A casino is a gambling establishment where a variety of games of chance are played. The word is an anglicization of the Italian term casona, meaning “a small house” or “a series of rooms.” Casinos are legalized public places that are operated by private individuals, companies, states and Native American tribes. They generate billions of dollars each year for their owners, investors and operators. They also contribute to local economies by attracting visitors who spend money on hotels, restaurants and other entertainment. Local governments can also benefit from casino profits, through taxes and fees collected from gamblers. However, critics say that the costs of treating problem gambling and lost productivity from gambling addicts outweigh any economic gains the casinos bring.
The most important aspect of a casino is its gambling floor, where patrons place their bets. Some casino games are based on a card game, like poker and blackjack, while others use dice or a wheel of fortune to determine the winner. The rules and regulations of each casino’s gaming activities are set by the state where the casino is located. Casinos must adhere to strict security procedures to prevent criminal activity and other problems. Security personnel monitor the actions of gamblers by watching their chips, observing the location of betting spots on table games and observing the reactions of players to see if they deviate from expected patterns. Casinos use video cameras and sophisticated computer systems to track player activities, and roulette wheels are electronically monitored regularly to detect any statistical deviations from their expected results.

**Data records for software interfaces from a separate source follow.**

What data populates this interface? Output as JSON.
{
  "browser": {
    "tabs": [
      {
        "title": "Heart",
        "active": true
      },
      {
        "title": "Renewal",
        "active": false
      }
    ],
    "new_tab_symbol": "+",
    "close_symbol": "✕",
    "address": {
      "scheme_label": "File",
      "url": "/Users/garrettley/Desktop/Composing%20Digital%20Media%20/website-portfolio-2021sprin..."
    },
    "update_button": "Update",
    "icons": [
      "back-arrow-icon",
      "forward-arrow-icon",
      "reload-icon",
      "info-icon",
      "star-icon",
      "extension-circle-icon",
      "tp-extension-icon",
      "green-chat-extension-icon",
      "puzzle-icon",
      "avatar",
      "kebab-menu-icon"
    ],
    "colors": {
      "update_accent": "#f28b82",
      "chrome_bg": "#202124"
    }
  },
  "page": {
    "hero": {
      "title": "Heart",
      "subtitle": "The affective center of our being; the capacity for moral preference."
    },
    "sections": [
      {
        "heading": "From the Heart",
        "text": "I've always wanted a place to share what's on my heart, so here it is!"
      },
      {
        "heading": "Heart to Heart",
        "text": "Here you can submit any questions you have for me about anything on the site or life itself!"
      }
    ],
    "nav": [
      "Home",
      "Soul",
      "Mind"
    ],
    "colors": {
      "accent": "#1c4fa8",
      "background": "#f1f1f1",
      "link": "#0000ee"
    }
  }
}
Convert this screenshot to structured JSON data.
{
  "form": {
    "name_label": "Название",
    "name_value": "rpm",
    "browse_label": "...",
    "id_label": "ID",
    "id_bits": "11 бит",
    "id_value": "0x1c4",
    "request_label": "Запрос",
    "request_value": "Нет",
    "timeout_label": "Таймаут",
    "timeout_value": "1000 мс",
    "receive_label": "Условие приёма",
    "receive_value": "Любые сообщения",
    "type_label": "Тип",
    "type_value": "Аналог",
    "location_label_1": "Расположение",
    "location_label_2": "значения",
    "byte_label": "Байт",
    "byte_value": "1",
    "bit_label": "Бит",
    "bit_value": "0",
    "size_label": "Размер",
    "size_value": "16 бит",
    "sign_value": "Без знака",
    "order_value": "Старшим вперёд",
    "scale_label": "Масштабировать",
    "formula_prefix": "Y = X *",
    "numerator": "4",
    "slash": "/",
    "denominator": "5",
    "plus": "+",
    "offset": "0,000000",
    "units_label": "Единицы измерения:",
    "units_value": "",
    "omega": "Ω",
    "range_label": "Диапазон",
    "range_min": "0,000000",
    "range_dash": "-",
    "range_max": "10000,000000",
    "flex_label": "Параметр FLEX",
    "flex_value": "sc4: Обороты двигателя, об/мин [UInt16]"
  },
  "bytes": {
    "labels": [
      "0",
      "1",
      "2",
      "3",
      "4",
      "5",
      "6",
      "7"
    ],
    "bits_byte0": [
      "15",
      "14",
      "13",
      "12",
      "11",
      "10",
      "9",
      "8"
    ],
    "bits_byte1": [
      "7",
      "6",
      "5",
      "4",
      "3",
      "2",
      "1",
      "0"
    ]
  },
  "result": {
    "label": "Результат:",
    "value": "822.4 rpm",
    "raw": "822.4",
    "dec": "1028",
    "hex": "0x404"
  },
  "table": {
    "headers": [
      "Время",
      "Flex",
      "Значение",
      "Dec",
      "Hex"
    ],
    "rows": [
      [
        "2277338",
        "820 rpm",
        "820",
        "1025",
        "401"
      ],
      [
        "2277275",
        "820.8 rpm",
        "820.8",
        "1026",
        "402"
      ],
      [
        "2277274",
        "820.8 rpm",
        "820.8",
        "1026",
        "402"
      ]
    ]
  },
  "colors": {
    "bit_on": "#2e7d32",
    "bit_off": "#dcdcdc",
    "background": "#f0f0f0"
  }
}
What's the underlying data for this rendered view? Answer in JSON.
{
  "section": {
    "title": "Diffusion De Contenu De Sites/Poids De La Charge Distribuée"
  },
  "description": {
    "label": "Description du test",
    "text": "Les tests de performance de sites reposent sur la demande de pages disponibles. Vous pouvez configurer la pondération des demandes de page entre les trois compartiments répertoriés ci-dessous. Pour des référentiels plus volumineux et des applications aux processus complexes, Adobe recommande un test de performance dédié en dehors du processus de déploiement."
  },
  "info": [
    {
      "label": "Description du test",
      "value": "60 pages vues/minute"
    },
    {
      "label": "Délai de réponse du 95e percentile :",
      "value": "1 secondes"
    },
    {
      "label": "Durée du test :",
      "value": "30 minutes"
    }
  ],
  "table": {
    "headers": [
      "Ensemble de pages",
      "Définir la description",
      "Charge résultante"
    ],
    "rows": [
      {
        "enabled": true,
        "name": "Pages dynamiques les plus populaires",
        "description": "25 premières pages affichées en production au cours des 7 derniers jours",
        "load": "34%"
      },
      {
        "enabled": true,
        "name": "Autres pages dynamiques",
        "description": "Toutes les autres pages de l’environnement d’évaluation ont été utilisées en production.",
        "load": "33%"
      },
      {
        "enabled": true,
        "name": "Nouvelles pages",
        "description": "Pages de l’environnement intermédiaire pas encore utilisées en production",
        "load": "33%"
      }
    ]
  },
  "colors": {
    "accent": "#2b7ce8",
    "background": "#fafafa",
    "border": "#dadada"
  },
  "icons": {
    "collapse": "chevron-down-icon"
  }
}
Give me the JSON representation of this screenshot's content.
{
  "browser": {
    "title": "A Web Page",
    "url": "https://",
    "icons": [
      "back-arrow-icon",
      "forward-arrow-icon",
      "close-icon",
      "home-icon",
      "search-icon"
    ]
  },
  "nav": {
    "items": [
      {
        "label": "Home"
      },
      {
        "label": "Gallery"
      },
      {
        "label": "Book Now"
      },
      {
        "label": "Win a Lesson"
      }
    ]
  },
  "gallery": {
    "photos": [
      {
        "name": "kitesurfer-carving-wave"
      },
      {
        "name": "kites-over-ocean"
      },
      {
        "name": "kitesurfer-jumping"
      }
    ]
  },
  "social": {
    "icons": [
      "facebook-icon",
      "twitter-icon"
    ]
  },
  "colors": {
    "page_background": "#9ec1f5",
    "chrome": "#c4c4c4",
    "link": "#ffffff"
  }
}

In the modern era, casinos have become choosier about who they allow to gamble. They focus on high rollers, who bet a lot of money and play for extended periods of time. They offer these customers complimentary goods and services such as free shows, hotel rooms and transportation. Some even give them limo service or airline tickets for long trips. These comps are a major source of casino profits and make a big difference in the overall profitability of a casino.
Although some people assume that casino security measures include a large staff of security guards and expensive equipment, they are actually quite simple. The security systems of a casino rely on routines and the fact that gambling is often done in crowded rooms. A casino’s floor and wall coverings are usually bright, sometimes gaudy colors that create a stimulating, cheering atmosphere. The absence of clocks on casino walls is intentional because it can be easy to lose track of time in a noisy, exciting environment. It’s a good idea to set a budget for your gambling, and to play within that limit. If you still have money left when your budget timer goes off, transfer it over to the next day’s budget. This will keep you from overspending.